In most of the classic adventure games you have to combine elements to achieve something. I remember the old Day of the Tentacle was great in that sense. In Crystal Portal you have to mash up a number of elements that have little to do with each other with the only aim to… clean up the room? You are not going to get a lighter, a book, a bucket and make a bonfire. Here is more about: Get a balance, a Nefertiti statue, a vase, a diary and a basket and combine it with a lamp. I understand this gives a level of complexity for the actual gameplay and doesn't sacrifice the theme coherence of the scenario. 
 

The touch controls are not the most predictable either, but get the job done fast. First, you need to find the mysterious items marked with an interrogation mark on your menubar. Once you tap on them, you will get illustrations in black and white of five different items you must find. Once you see them, tap, drag and drop them. The trick here is that the objects are well hidden and the picture provided doesn't necessarily match the perspective from your point of view. Once you complete this task, other elements will be available for collection until you clear the scenario. 
 
I didn't find Crystal Portal very fun the first time I played, but it can get you hooked quite easily because there is a lot of depth in the levels. You can use the bit "hint" button so you don't get stuck, which made my progress much faster and I didn't feel guilty using. As the game progresses, you get used to spot really obvious objects that you know you'll need to use (common feature in the genre), but some a pretty well hidden and blend really well with the background. 

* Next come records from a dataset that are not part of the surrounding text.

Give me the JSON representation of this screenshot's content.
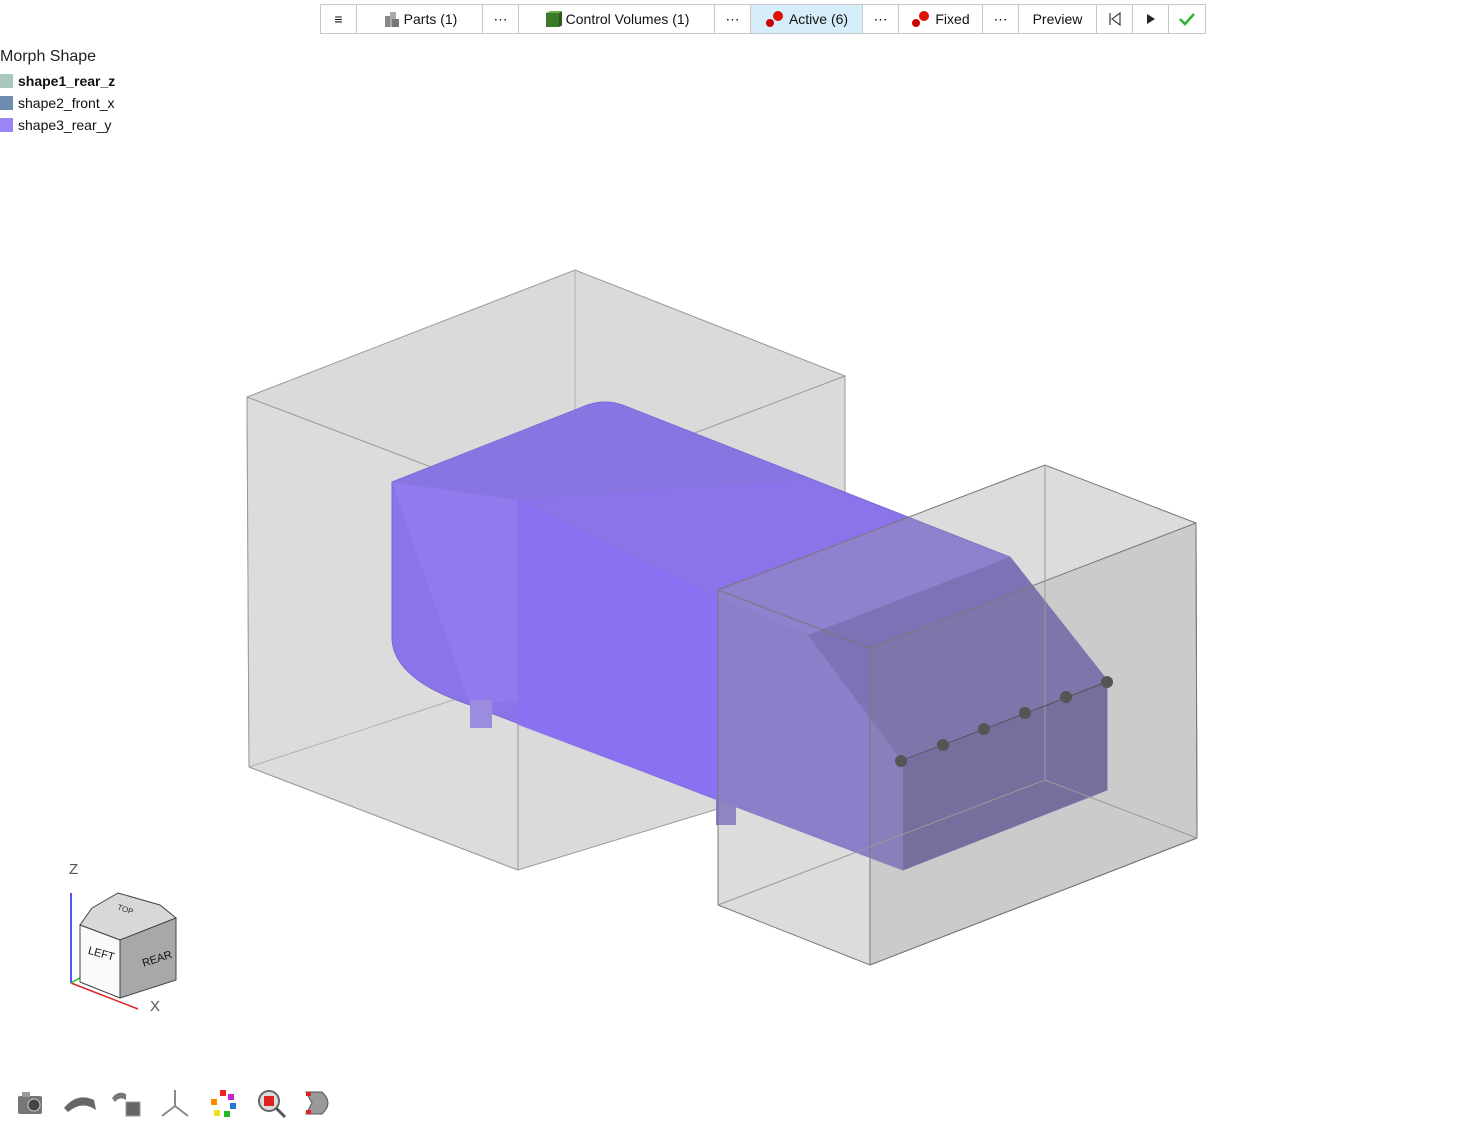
{
  "toolbar": {
    "menu_icon": "hamburger-menu-icon",
    "parts_label": "Parts (1)",
    "more_label": "⋯",
    "control_volumes_label": "Control Volumes (1)",
    "active_label": "Active (6)",
    "fixed_label": "Fixed",
    "preview_label": "Preview",
    "active_selected": true,
    "colors": {
      "active_bg": "#d6eefa",
      "check": "#2db52d"
    }
  },
  "legend": {
    "title": "Morph Shape",
    "items": [
      {
        "label": "shape1_rear_z",
        "color": "#a9c7bd",
        "bold": true
      },
      {
        "label": "shape2_front_x",
        "color": "#6e8bb0",
        "bold": false
      },
      {
        "label": "shape3_rear_y",
        "color": "#9b85f5",
        "bold": false
      }
    ]
  },
  "viewcube": {
    "top": "TOP",
    "left": "LEFT",
    "rear": "REAR",
    "axis_z": "Z",
    "axis_x": "X"
  },
  "bottom_tools": [
    "camera-icon",
    "surface-icon",
    "surface-to-solid-icon",
    "axis-triad-icon",
    "color-wheel-icon",
    "inspect-zoom-icon",
    "part-view-icon"
  ]
}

At the end of every stage there is a little puzzle that you need to solve to get your reward. I found these really smart and entertaining and just wished there were more of those along the game. 
The art is beautiful and has a very characteristic style. However, I noticed that the detail level varied tremendously between levels, specially the Japanese temple not making any sense at all. While I found a level at the docks and train station really good, the temple just looked artificially crammed with objects that didn't belong there. Another issue the developer might want to look into is the tapping, since I can select items before I need to use them. 
 
 
It doesn't impress when you first play, but it becomes addictive an a serious time waster… in the good sense. Overall I was nicely impressed with The Mystery of Crystal Portal. It delivers definitely more than four hours of gameplay and is one of those you can come back after some weeks without playing because the plot doesn't play such an important part. And why not, this is the kind of game you want to show off your Retina Display on your brand new iPhone or iPod Touch.